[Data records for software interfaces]
----------
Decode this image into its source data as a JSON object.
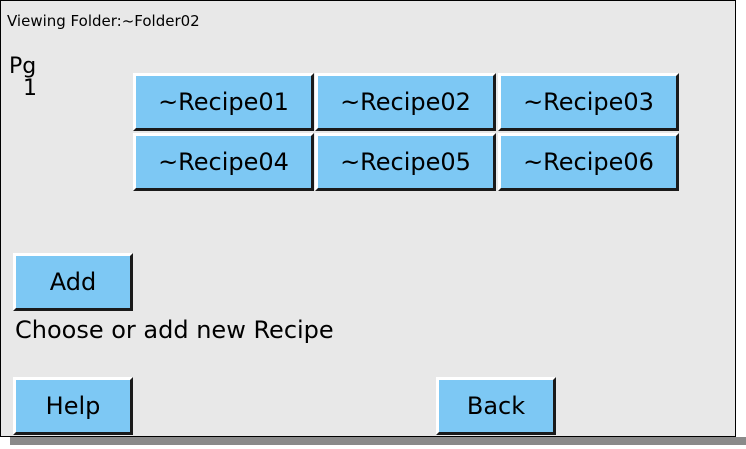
{
  "header": {
    "title": "Viewing Folder:~Folder02"
  },
  "page_indicator": {
    "label": "Pg",
    "number": "1"
  },
  "recipes": [
    {
      "label": "~Recipe01"
    },
    {
      "label": "~Recipe02"
    },
    {
      "label": "~Recipe03"
    },
    {
      "label": "~Recipe04"
    },
    {
      "label": "~Recipe05"
    },
    {
      "label": "~Recipe06"
    }
  ],
  "actions": {
    "add_label": "Add",
    "help_label": "Help",
    "back_label": "Back"
  },
  "status": {
    "message": "Choose or add new Recipe"
  },
  "colors": {
    "button_face": "#7dc8f4",
    "background": "#e8e8e8"
  }
}
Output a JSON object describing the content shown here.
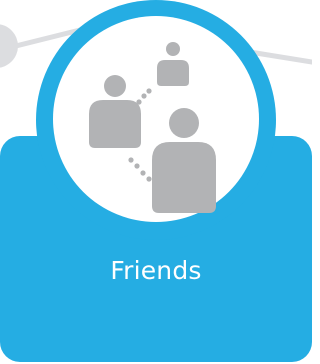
{
  "tile": {
    "title": "Friends",
    "icon": "friends-network-icon"
  },
  "colors": {
    "accent": "#25ade3",
    "icon_gray": "#b2b3b5",
    "line_gray": "#dcdde0",
    "text": "#ffffff"
  }
}
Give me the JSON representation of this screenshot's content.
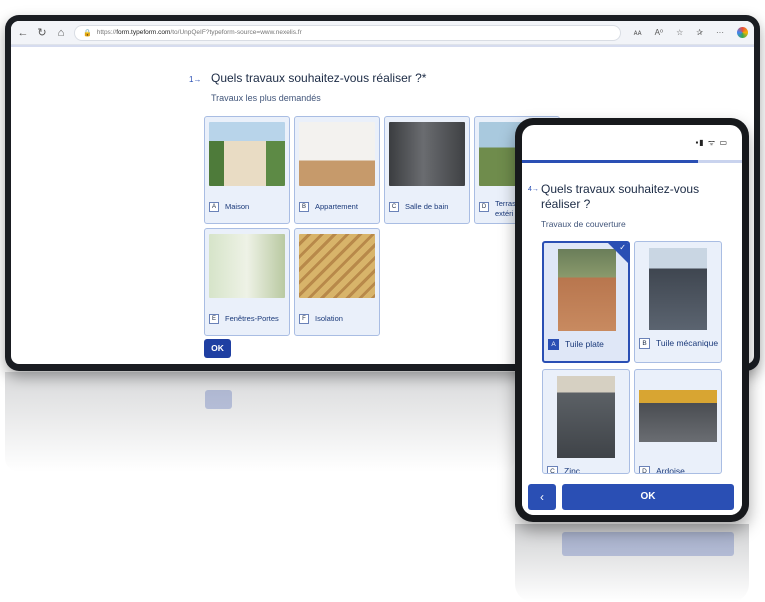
{
  "browser": {
    "url_prefix": "https://",
    "url_host": "form.typeform.com",
    "url_rest": "/to/UnpQeIF?typeform-source=www.nexelis.fr",
    "toolbar_icons": [
      "back-icon",
      "reload-icon",
      "home-icon",
      "lock-icon"
    ],
    "right_icons": [
      "read-aloud-icon",
      "text-icon",
      "star-icon",
      "favorites-icon",
      "more-icon",
      "profile-icon"
    ]
  },
  "desktop": {
    "question_number": "1→",
    "question_title": "Quels travaux souhaitez-vous réaliser ?*",
    "question_subtitle": "Travaux les plus demandés",
    "options": [
      {
        "key": "A",
        "label": "Maison"
      },
      {
        "key": "B",
        "label": "Appartement"
      },
      {
        "key": "C",
        "label": "Salle de bain"
      },
      {
        "key": "D",
        "label": "Terrass extéri"
      },
      {
        "key": "E",
        "label": "Fenêtres-Portes"
      },
      {
        "key": "F",
        "label": "Isolation"
      }
    ],
    "ok_label": "OK"
  },
  "phone": {
    "status_icons": "▪▮ ᯤ ▭",
    "question_number": "4→",
    "question_title": "Quels travaux souhaitez-vous réaliser ?",
    "question_subtitle": "Travaux de couverture",
    "options": [
      {
        "key": "A",
        "label": "Tuile plate",
        "selected": true
      },
      {
        "key": "B",
        "label": "Tuile mécanique",
        "selected": false
      },
      {
        "key": "C",
        "label": "Zinc",
        "selected": false
      },
      {
        "key": "D",
        "label": "Ardoise",
        "selected": false
      }
    ],
    "back_label": "‹",
    "ok_label": "OK",
    "progress": 0.8
  },
  "colors": {
    "accent": "#2a4fb4",
    "card_bg": "#eaf0fa",
    "card_border": "#a9bde3",
    "text": "#1b2a44"
  }
}
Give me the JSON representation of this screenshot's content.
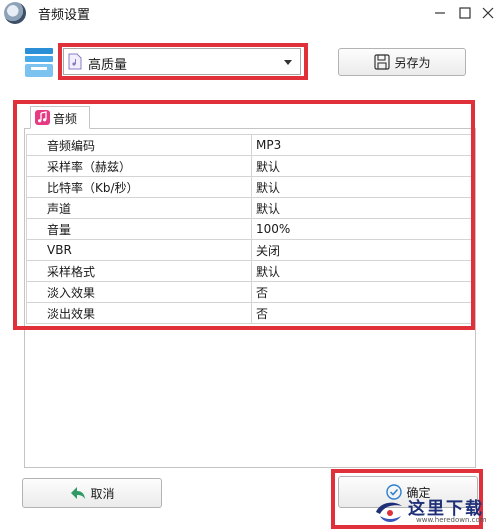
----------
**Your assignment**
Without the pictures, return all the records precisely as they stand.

**Exercise output**
Decode this image into its source data as a JSON object.
{
  "header": {
    "title": "Viewing Folder:~Folder02"
  },
  "page_indicator": {
    "label": "Pg",
    "number": "1"
  },
  "recipes": [
    {
      "label": "~Recipe01"
    },
    {
      "label": "~Recipe02"
    },
    {
      "label": "~Recipe03"
    },
    {
      "label": "~Recipe04"
    },
    {
      "label": "~Recipe05"
    },
    {
      "label": "~Recipe06"
    }
  ],
  "actions": {
    "add_label": "Add",
    "help_label": "Help",
    "back_label": "Back"
  },
  "status": {
    "message": "Choose or add new Recipe"
  },
  "colors": {
    "button_face": "#7dc8f4",
    "background": "#e8e8e8"
  }
}
Output a JSON object describing the content shown here.
{
  "tile": {
    "title": "Friends",
    "icon": "friends-network-icon"
  },
  "colors": {
    "accent": "#25ade3",
    "icon_gray": "#b2b3b5",
    "line_gray": "#dcdde0",
    "text": "#ffffff"
  }
}
Give me the JSON representation of this screenshot's content.
{
  "browser": {
    "url_prefix": "https://",
    "url_host": "form.typeform.com",
    "url_rest": "/to/UnpQeIF?typeform-source=www.nexelis.fr",
    "toolbar_icons": [
      "back-icon",
      "reload-icon",
      "home-icon",
      "lock-icon"
    ],
    "right_icons": [
      "read-aloud-icon",
      "text-icon",
      "star-icon",
      "favorites-icon",
      "more-icon",
      "profile-icon"
    ]
  },
  "desktop": {
    "question_number": "1→",
    "question_title": "Quels travaux souhaitez-vous réaliser ?*",
    "question_subtitle": "Travaux les plus demandés",
    "options": [
      {
        "key": "A",
        "label": "Maison"
      },
      {
        "key": "B",
        "label": "Appartement"
      },
      {
        "key": "C",
        "label": "Salle de bain"
      },
      {
        "key": "D",
        "label": "Terrass extéri"
      },
      {
        "key": "E",
        "label": "Fenêtres-Portes"
      },
      {
        "key": "F",
        "label": "Isolation"
      }
    ],
    "ok_label": "OK"
  },
  "phone": {
    "status_icons": "▪▮ ᯤ ▭",
    "question_number": "4→",
    "question_title": "Quels travaux souhaitez-vous réaliser ?",
    "question_subtitle": "Travaux de couverture",
    "options": [
      {
        "key": "A",
        "label": "Tuile plate",
        "selected": true
      },
      {
        "key": "B",
        "label": "Tuile mécanique",
        "selected": false
      },
      {
        "key": "C",
        "label": "Zinc",
        "selected": false
      },
      {
        "key": "D",
        "label": "Ardoise",
        "selected": false
      }
    ],
    "back_label": "‹",
    "ok_label": "OK",
    "progress": 0.8
  },
  "colors": {
    "accent": "#2a4fb4",
    "card_bg": "#eaf0fa",
    "card_border": "#a9bde3",
    "text": "#1b2a44"
  }
}
Give me the JSON representation of this screenshot's content.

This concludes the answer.